Collected data entries:
+ + + + + + +

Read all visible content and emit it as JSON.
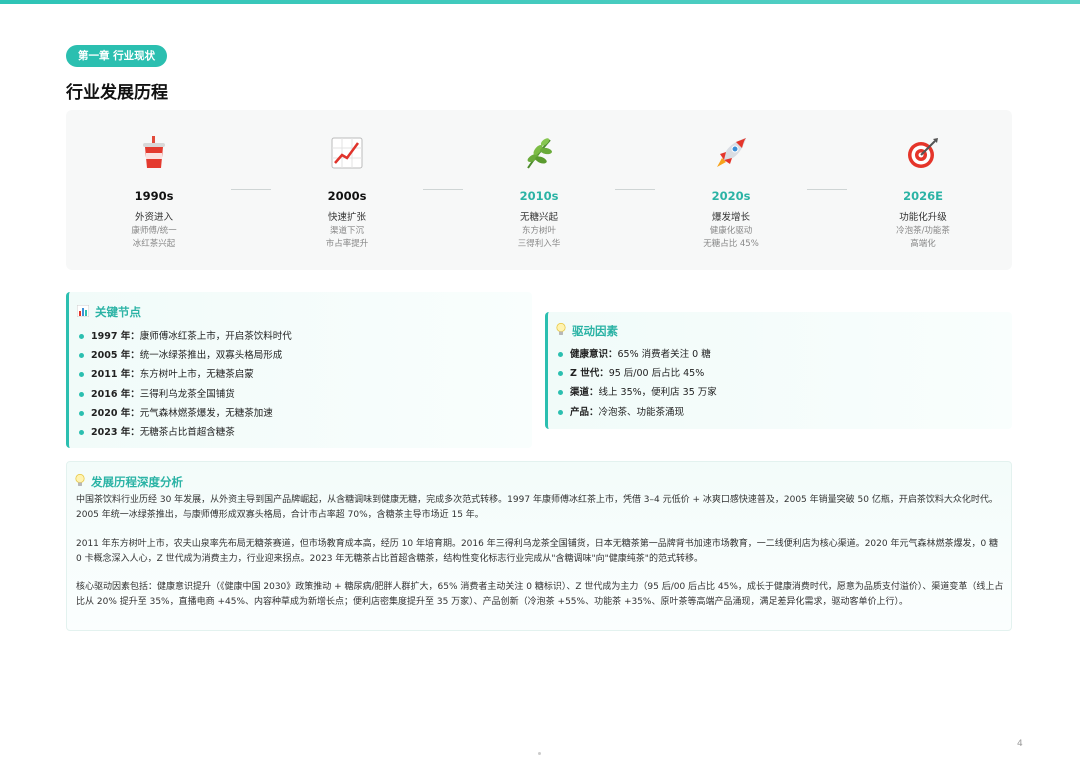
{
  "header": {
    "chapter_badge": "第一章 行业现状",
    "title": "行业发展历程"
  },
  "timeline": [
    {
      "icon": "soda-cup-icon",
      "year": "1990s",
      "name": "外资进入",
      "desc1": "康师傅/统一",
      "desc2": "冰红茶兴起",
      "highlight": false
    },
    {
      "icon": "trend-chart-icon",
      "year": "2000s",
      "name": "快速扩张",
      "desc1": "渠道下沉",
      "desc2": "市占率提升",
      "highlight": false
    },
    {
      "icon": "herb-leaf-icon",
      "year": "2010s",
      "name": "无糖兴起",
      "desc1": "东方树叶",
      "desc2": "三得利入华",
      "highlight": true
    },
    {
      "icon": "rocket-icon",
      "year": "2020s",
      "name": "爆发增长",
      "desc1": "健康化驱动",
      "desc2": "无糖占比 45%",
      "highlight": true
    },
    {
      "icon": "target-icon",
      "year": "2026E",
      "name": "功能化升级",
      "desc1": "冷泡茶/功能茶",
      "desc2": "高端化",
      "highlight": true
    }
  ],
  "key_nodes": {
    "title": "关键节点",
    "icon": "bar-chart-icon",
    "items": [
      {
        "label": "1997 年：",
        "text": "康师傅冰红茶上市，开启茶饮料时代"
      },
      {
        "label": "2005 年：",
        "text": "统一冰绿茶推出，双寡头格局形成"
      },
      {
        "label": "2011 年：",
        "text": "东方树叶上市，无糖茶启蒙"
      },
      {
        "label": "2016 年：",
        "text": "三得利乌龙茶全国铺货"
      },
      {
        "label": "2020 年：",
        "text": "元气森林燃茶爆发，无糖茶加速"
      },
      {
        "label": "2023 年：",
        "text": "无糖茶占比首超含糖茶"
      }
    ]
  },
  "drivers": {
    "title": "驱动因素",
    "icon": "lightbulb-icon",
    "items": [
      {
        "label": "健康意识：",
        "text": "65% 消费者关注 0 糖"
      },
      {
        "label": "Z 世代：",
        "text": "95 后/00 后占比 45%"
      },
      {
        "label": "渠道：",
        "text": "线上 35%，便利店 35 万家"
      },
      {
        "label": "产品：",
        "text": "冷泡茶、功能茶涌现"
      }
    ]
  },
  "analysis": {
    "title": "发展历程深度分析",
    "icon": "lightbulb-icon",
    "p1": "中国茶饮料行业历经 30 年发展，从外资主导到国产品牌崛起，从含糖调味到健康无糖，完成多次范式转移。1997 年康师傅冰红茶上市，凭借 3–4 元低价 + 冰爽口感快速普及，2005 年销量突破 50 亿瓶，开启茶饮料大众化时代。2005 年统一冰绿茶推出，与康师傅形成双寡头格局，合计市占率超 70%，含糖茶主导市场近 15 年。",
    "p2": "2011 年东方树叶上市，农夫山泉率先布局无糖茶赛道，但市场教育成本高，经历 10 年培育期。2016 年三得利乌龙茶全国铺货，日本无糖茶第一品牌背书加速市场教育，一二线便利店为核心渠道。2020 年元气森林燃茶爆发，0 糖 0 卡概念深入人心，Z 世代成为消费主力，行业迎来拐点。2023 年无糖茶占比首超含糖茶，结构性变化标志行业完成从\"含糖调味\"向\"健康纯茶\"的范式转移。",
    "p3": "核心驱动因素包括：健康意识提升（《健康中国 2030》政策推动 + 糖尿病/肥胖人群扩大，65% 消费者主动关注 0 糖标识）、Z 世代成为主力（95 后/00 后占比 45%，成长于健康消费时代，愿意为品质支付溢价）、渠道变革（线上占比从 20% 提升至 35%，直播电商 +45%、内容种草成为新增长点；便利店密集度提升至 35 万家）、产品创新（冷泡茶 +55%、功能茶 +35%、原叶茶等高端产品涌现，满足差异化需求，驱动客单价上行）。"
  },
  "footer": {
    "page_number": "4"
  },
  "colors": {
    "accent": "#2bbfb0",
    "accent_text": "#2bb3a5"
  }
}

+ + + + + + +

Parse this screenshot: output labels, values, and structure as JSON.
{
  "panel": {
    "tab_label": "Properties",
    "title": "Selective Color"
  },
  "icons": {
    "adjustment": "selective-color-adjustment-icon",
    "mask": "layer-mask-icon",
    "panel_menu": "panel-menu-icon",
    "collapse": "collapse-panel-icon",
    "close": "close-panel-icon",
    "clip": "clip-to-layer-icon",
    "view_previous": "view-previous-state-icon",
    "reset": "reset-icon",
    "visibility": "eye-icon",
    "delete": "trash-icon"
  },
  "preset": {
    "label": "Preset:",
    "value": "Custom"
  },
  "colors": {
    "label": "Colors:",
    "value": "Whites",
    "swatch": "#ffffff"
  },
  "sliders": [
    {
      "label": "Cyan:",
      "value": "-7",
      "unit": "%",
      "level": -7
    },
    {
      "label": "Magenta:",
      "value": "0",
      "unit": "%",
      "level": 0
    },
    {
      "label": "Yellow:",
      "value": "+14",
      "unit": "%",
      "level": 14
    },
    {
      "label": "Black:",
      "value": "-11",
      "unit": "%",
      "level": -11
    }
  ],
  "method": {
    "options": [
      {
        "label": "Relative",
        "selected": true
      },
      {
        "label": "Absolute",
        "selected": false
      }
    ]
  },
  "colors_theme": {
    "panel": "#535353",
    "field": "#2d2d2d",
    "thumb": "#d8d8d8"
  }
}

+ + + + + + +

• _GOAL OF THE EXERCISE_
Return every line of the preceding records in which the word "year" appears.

• _SOLUTION FOR THIS EXERCISE_
      "year": "1990s",
      "year": "2000s",
      "year": "2010s",
      "year": "2020s",
      "year": "2026E",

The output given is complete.